### WHAT THE TASK ASKS
Please print every record below exactly as it appears, but leave out the pictures.

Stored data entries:
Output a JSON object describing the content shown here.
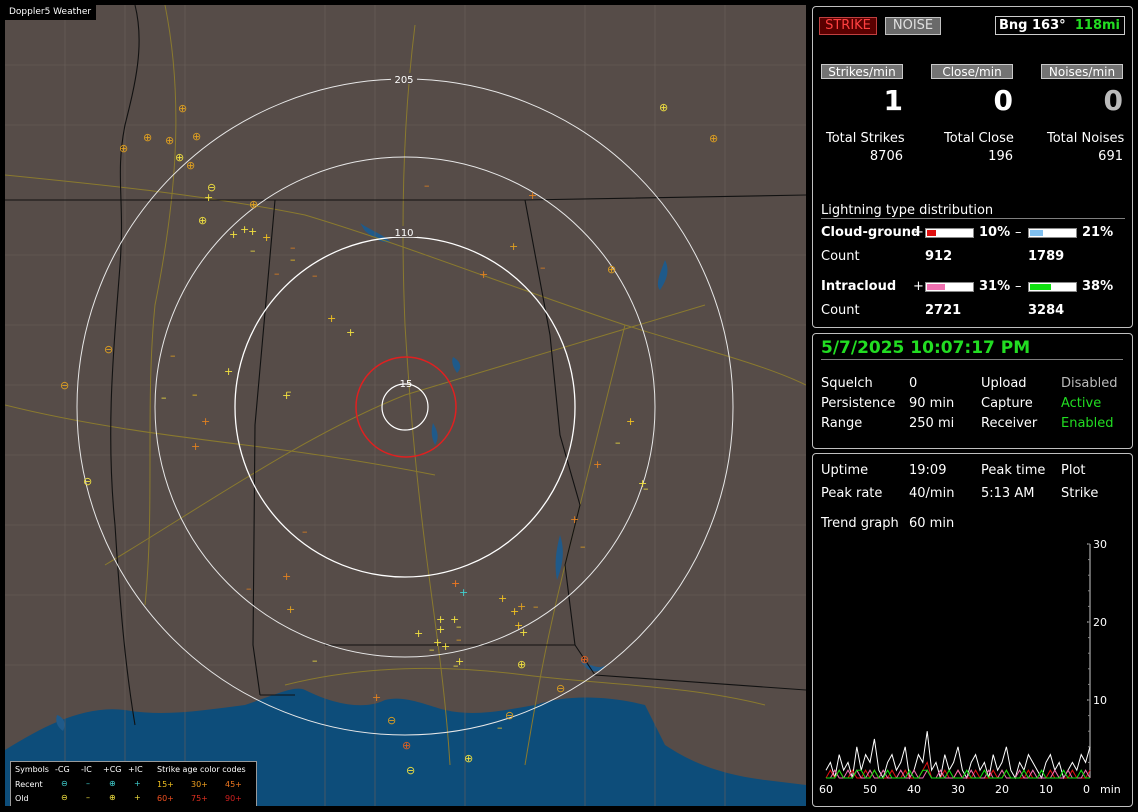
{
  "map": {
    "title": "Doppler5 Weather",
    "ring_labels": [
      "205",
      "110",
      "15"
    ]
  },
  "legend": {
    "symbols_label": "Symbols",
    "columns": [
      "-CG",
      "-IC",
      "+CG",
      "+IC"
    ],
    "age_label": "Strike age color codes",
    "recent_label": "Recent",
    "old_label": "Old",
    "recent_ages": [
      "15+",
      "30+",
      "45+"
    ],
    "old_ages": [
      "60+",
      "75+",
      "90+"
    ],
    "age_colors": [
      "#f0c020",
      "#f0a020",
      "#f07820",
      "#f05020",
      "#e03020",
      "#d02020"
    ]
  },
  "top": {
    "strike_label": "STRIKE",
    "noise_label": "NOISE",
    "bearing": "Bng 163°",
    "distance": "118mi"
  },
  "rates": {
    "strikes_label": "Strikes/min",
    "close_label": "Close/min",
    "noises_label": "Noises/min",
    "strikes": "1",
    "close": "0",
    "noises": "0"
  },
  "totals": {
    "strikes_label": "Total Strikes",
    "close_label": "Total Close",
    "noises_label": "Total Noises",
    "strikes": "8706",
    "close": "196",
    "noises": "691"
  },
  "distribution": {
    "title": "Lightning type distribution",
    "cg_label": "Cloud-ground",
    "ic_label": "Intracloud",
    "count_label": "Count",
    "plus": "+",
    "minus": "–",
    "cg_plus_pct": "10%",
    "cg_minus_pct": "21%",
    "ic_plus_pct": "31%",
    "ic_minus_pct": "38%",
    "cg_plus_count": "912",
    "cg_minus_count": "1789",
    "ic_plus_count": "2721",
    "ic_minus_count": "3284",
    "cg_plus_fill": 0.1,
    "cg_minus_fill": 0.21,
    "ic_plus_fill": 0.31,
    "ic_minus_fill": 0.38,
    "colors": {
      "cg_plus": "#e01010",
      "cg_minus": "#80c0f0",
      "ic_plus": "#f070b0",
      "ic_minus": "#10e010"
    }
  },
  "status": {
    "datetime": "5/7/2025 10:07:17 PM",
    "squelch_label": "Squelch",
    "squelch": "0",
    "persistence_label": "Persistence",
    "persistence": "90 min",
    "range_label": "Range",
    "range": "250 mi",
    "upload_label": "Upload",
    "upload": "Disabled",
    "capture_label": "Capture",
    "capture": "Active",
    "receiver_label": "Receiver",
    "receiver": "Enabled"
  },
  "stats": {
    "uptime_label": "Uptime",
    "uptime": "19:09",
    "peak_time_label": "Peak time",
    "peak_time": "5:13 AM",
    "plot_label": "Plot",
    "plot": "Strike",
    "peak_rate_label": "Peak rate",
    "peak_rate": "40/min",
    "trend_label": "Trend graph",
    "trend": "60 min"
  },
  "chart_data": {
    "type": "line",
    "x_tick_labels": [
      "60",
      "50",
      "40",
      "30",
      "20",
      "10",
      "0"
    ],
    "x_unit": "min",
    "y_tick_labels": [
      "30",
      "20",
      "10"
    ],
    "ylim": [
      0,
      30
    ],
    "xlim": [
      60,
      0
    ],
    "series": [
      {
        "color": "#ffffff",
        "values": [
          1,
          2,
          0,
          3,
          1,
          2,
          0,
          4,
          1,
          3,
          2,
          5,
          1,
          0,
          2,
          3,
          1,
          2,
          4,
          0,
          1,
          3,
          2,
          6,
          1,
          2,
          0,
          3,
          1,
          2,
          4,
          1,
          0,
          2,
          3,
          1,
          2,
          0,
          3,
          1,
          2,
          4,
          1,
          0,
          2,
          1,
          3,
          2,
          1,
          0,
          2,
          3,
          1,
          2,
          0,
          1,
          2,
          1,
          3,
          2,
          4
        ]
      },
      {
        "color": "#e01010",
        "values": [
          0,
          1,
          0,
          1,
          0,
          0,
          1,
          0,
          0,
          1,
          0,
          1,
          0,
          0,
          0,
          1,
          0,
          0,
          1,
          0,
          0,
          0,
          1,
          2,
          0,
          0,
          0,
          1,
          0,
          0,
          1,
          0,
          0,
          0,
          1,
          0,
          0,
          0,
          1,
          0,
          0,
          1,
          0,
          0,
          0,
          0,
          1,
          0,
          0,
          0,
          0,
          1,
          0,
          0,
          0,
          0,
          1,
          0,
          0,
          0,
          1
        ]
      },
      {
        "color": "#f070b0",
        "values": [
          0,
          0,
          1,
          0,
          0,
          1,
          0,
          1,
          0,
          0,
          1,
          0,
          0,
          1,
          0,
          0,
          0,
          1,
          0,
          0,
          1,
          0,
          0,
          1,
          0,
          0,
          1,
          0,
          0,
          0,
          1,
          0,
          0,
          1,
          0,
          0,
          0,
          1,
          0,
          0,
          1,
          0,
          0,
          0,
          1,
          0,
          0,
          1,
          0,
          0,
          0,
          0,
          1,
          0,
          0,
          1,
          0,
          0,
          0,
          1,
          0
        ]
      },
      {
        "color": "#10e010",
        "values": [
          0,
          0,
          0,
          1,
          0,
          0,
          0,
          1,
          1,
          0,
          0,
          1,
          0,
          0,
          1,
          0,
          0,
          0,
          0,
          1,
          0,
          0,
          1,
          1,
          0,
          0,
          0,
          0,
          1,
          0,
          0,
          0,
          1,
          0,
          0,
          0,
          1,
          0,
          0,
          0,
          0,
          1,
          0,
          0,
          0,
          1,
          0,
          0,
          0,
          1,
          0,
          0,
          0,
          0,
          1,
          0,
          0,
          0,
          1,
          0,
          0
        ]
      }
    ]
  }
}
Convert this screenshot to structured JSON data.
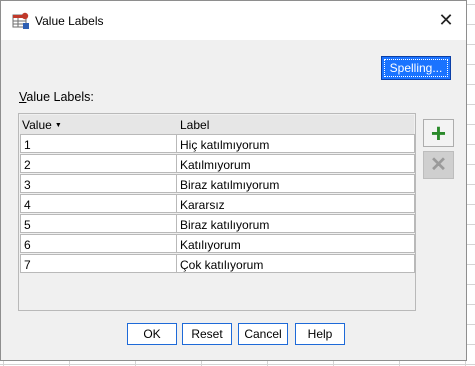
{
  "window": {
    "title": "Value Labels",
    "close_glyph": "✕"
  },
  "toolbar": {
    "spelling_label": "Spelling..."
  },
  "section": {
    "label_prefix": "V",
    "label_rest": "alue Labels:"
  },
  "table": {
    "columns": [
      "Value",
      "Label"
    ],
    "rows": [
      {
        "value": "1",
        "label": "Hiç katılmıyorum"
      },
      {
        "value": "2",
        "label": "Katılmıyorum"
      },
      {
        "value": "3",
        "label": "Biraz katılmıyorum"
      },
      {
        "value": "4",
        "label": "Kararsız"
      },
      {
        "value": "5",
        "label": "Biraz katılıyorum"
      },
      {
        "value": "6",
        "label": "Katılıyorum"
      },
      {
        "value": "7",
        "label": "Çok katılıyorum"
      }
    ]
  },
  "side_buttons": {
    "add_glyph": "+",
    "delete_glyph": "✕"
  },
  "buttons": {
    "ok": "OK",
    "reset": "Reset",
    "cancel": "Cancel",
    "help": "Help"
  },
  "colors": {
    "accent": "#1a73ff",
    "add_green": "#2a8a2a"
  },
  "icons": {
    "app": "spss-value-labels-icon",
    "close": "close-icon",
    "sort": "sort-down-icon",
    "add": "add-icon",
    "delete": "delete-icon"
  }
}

### COMPLETED TASK
Output a JSON object describing the content shown here.
{
  "map": {
    "title": "Doppler5 Weather",
    "ring_labels": [
      "205",
      "110",
      "15"
    ]
  },
  "legend": {
    "symbols_label": "Symbols",
    "columns": [
      "-CG",
      "-IC",
      "+CG",
      "+IC"
    ],
    "age_label": "Strike age color codes",
    "recent_label": "Recent",
    "old_label": "Old",
    "recent_ages": [
      "15+",
      "30+",
      "45+"
    ],
    "old_ages": [
      "60+",
      "75+",
      "90+"
    ],
    "age_colors": [
      "#f0c020",
      "#f0a020",
      "#f07820",
      "#f05020",
      "#e03020",
      "#d02020"
    ]
  },
  "top": {
    "strike_label": "STRIKE",
    "noise_label": "NOISE",
    "bearing": "Bng 163°",
    "distance": "118mi"
  },
  "rates": {
    "strikes_label": "Strikes/min",
    "close_label": "Close/min",
    "noises_label": "Noises/min",
    "strikes": "1",
    "close": "0",
    "noises": "0"
  },
  "totals": {
    "strikes_label": "Total Strikes",
    "close_label": "Total Close",
    "noises_label": "Total Noises",
    "strikes": "8706",
    "close": "196",
    "noises": "691"
  },
  "distribution": {
    "title": "Lightning type distribution",
    "cg_label": "Cloud-ground",
    "ic_label": "Intracloud",
    "count_label": "Count",
    "plus": "+",
    "minus": "–",
    "cg_plus_pct": "10%",
    "cg_minus_pct": "21%",
    "ic_plus_pct": "31%",
    "ic_minus_pct": "38%",
    "cg_plus_count": "912",
    "cg_minus_count": "1789",
    "ic_plus_count": "2721",
    "ic_minus_count": "3284",
    "cg_plus_fill": 0.1,
    "cg_minus_fill": 0.21,
    "ic_plus_fill": 0.31,
    "ic_minus_fill": 0.38,
    "colors": {
      "cg_plus": "#e01010",
      "cg_minus": "#80c0f0",
      "ic_plus": "#f070b0",
      "ic_minus": "#10e010"
    }
  },
  "status": {
    "datetime": "5/7/2025 10:07:17 PM",
    "squelch_label": "Squelch",
    "squelch": "0",
    "persistence_label": "Persistence",
    "persistence": "90 min",
    "range_label": "Range",
    "range": "250 mi",
    "upload_label": "Upload",
    "upload": "Disabled",
    "capture_label": "Capture",
    "capture": "Active",
    "receiver_label": "Receiver",
    "receiver": "Enabled"
  },
  "stats": {
    "uptime_label": "Uptime",
    "uptime": "19:09",
    "peak_time_label": "Peak time",
    "peak_time": "5:13 AM",
    "plot_label": "Plot",
    "plot": "Strike",
    "peak_rate_label": "Peak rate",
    "peak_rate": "40/min",
    "trend_label": "Trend graph",
    "trend": "60 min"
  },
  "chart_data": {
    "type": "line",
    "x_tick_labels": [
      "60",
      "50",
      "40",
      "30",
      "20",
      "10",
      "0"
    ],
    "x_unit": "min",
    "y_tick_labels": [
      "30",
      "20",
      "10"
    ],
    "ylim": [
      0,
      30
    ],
    "xlim": [
      60,
      0
    ],
    "series": [
      {
        "color": "#ffffff",
        "values": [
          1,
          2,
          0,
          3,
          1,
          2,
          0,
          4,
          1,
          3,
          2,
          5,
          1,
          0,
          2,
          3,
          1,
          2,
          4,
          0,
          1,
          3,
          2,
          6,
          1,
          2,
          0,
          3,
          1,
          2,
          4,
          1,
          0,
          2,
          3,
          1,
          2,
          0,
          3,
          1,
          2,
          4,
          1,
          0,
          2,
          1,
          3,
          2,
          1,
          0,
          2,
          3,
          1,
          2,
          0,
          1,
          2,
          1,
          3,
          2,
          4
        ]
      },
      {
        "color": "#e01010",
        "values": [
          0,
          1,
          0,
          1,
          0,
          0,
          1,
          0,
          0,
          1,
          0,
          1,
          0,
          0,
          0,
          1,
          0,
          0,
          1,
          0,
          0,
          0,
          1,
          2,
          0,
          0,
          0,
          1,
          0,
          0,
          1,
          0,
          0,
          0,
          1,
          0,
          0,
          0,
          1,
          0,
          0,
          1,
          0,
          0,
          0,
          0,
          1,
          0,
          0,
          0,
          0,
          1,
          0,
          0,
          0,
          0,
          1,
          0,
          0,
          0,
          1
        ]
      },
      {
        "color": "#f070b0",
        "values": [
          0,
          0,
          1,
          0,
          0,
          1,
          0,
          1,
          0,
          0,
          1,
          0,
          0,
          1,
          0,
          0,
          0,
          1,
          0,
          0,
          1,
          0,
          0,
          1,
          0,
          0,
          1,
          0,
          0,
          0,
          1,
          0,
          0,
          1,
          0,
          0,
          0,
          1,
          0,
          0,
          1,
          0,
          0,
          0,
          1,
          0,
          0,
          1,
          0,
          0,
          0,
          0,
          1,
          0,
          0,
          1,
          0,
          0,
          0,
          1,
          0
        ]
      },
      {
        "color": "#10e010",
        "values": [
          0,
          0,
          0,
          1,
          0,
          0,
          0,
          1,
          1,
          0,
          0,
          1,
          0,
          0,
          1,
          0,
          0,
          0,
          0,
          1,
          0,
          0,
          1,
          1,
          0,
          0,
          0,
          0,
          1,
          0,
          0,
          0,
          1,
          0,
          0,
          0,
          1,
          0,
          0,
          0,
          0,
          1,
          0,
          0,
          0,
          1,
          0,
          0,
          0,
          1,
          0,
          0,
          0,
          0,
          1,
          0,
          0,
          0,
          1,
          0,
          0
        ]
      }
    ]
  }
}
Convert this screenshot to structured JSON data.
{
  "window": {
    "title": "Value Labels",
    "close_glyph": "✕"
  },
  "toolbar": {
    "spelling_label": "Spelling..."
  },
  "section": {
    "label_prefix": "V",
    "label_rest": "alue Labels:"
  },
  "table": {
    "columns": [
      "Value",
      "Label"
    ],
    "rows": [
      {
        "value": "1",
        "label": "Hiç katılmıyorum"
      },
      {
        "value": "2",
        "label": "Katılmıyorum"
      },
      {
        "value": "3",
        "label": "Biraz katılmıyorum"
      },
      {
        "value": "4",
        "label": "Kararsız"
      },
      {
        "value": "5",
        "label": "Biraz katılıyorum"
      },
      {
        "value": "6",
        "label": "Katılıyorum"
      },
      {
        "value": "7",
        "label": "Çok katılıyorum"
      }
    ]
  },
  "side_buttons": {
    "add_glyph": "+",
    "delete_glyph": "✕"
  },
  "buttons": {
    "ok": "OK",
    "reset": "Reset",
    "cancel": "Cancel",
    "help": "Help"
  },
  "colors": {
    "accent": "#1a73ff",
    "add_green": "#2a8a2a"
  },
  "icons": {
    "app": "spss-value-labels-icon",
    "close": "close-icon",
    "sort": "sort-down-icon",
    "add": "add-icon",
    "delete": "delete-icon"
  }
}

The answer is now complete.